In the end, Dolby is really the one that decides what speaker type is best for recreating the surround sound experience in your Atmos home theater. And it isn’t for the reason you think. Dolby can put out all the guidelines they want for home placement. And that is all they are. Where the real difference is made is in how movies are mixed.
Dolby’s guidelines aren’t just for home users. In the past, sound editors could use diffuse speakers in their studios. To properly mix an Atmos soundtrack, the sound editor now must have a properly set up Atmos system.

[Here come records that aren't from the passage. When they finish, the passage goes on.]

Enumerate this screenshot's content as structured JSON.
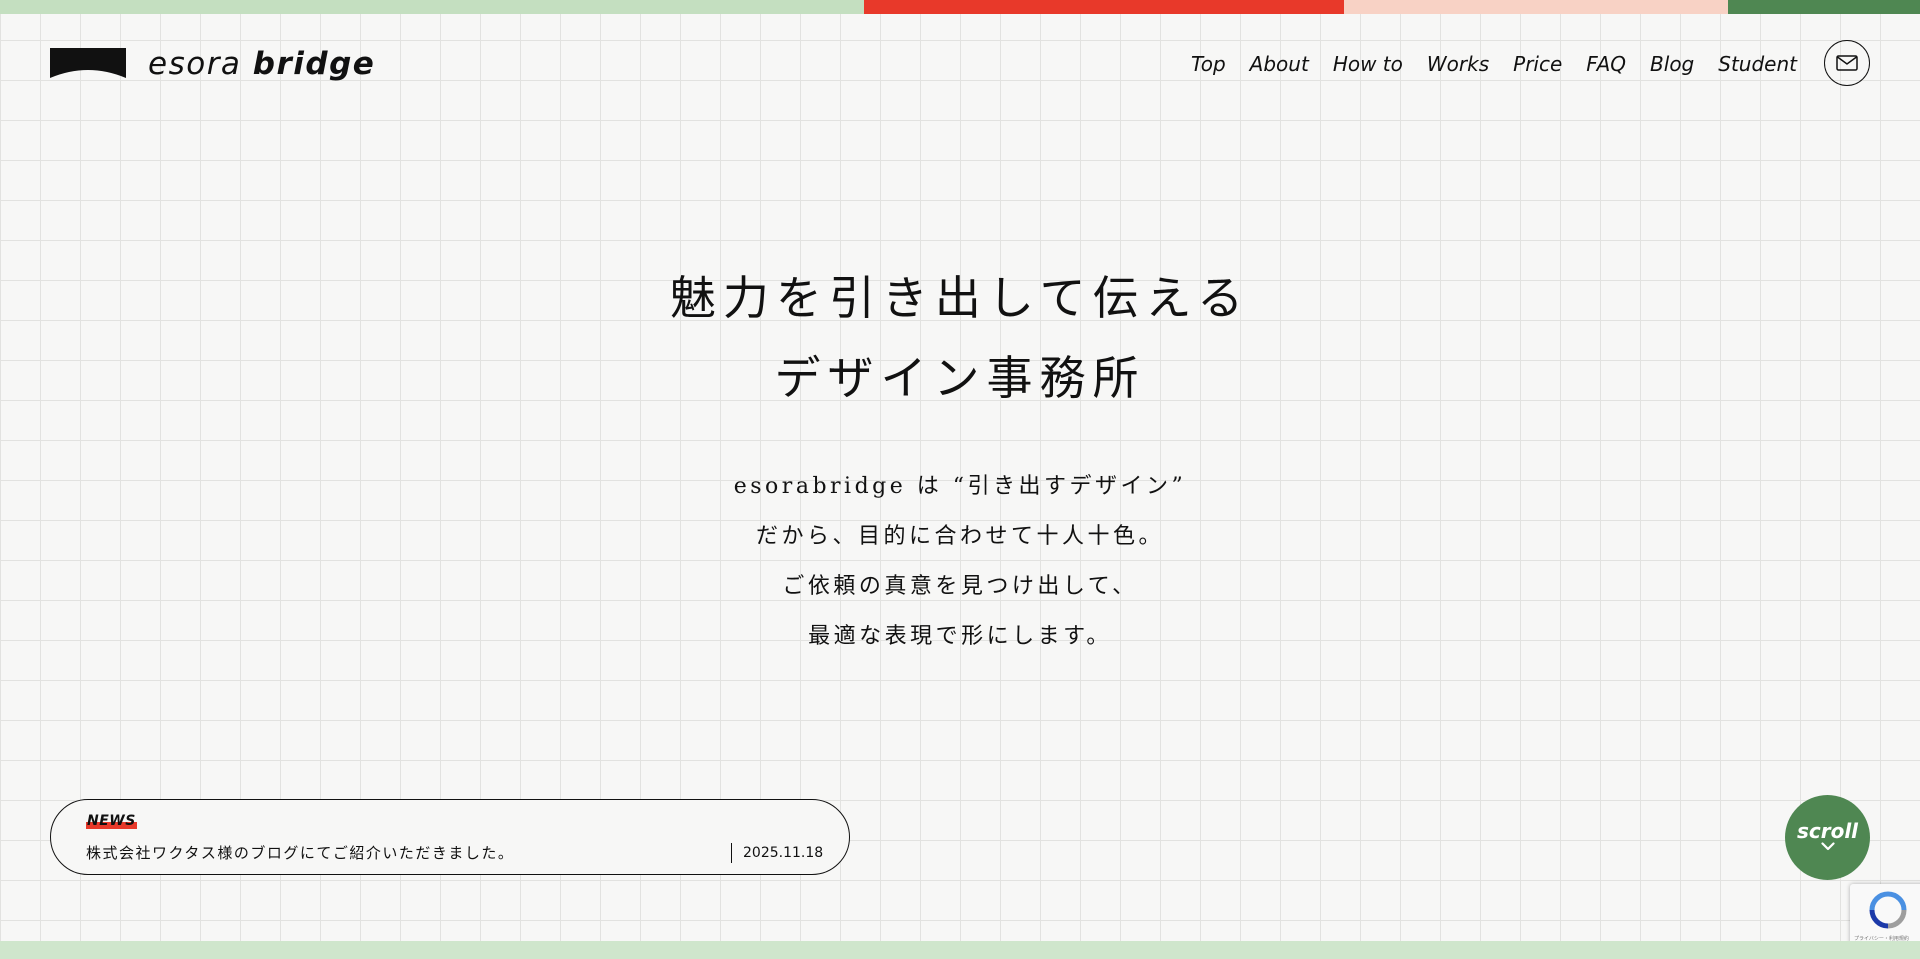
{
  "colors": {
    "bar_green_light": "#c4dfc0",
    "bar_red": "#e8392a",
    "bar_pink": "#f8d2c5",
    "bar_green_dark": "#4f8752",
    "bottom_bar": "#cfe6cc",
    "scroll_bg": "#4f8752",
    "news_highlight": "#e8392a"
  },
  "logo": {
    "icon": "logo-arch-icon",
    "text_light": "esora",
    "text_bold": "bridge"
  },
  "nav": {
    "items": [
      {
        "label": "Top"
      },
      {
        "label": "About"
      },
      {
        "label": "How to"
      },
      {
        "label": "Works"
      },
      {
        "label": "Price"
      },
      {
        "label": "FAQ"
      },
      {
        "label": "Blog"
      },
      {
        "label": "Student"
      }
    ],
    "contact_icon": "mail-icon"
  },
  "hero": {
    "title_line1": "魅力を引き出して伝える",
    "title_line2": "デザイン事務所",
    "body_lines": [
      "esorabridge は “引き出すデザイン”",
      "だから、目的に合わせて十人十色。",
      "ご依頼の真意を見つけ出して、",
      "最適な表現で形にします。"
    ]
  },
  "news": {
    "label": "NEWS",
    "text": "株式会社ワクタス様のブログにてご紹介いただきました。",
    "date": "2025.11.18"
  },
  "scroll": {
    "label": "scroll",
    "icon": "chevron-down-icon"
  },
  "recaptcha": {
    "icon": "recaptcha-icon",
    "subtext": "プライバシー・利用規約"
  }
}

That means monopole speakers at the proper heights and elevations (they even talk about polarities). In the end, this is what should inform your home theater speaker choices. You want to hear what the sound editor intended. To do that, you’ll need a similar speaker layout. That means monopoles in the Dolby recommended positions.
Should I Run Out and Buy New Speakers?
The last thing I want you to do is to walk into your completed theater and somehow think it is now substandard. If you have a dedicated theater and already have bi/di-pole speakers on the walls, don’t worry. If your current speakers have the option, switch them to bi-pole mode. Thinking of adding Atmos speakers? Consider getting some inexpensive in-ceiling speakers from Monoprice or the Prime Elevation speakers from SVS. Atmos speakers don’t have to be expensive to work effectively.
Once you’ve settled into your new Atmos setup, you can decide if the diffuse side surrounds are hurting your experience. Our guess is that you won’t feel that way. But, if you do, you know what to change.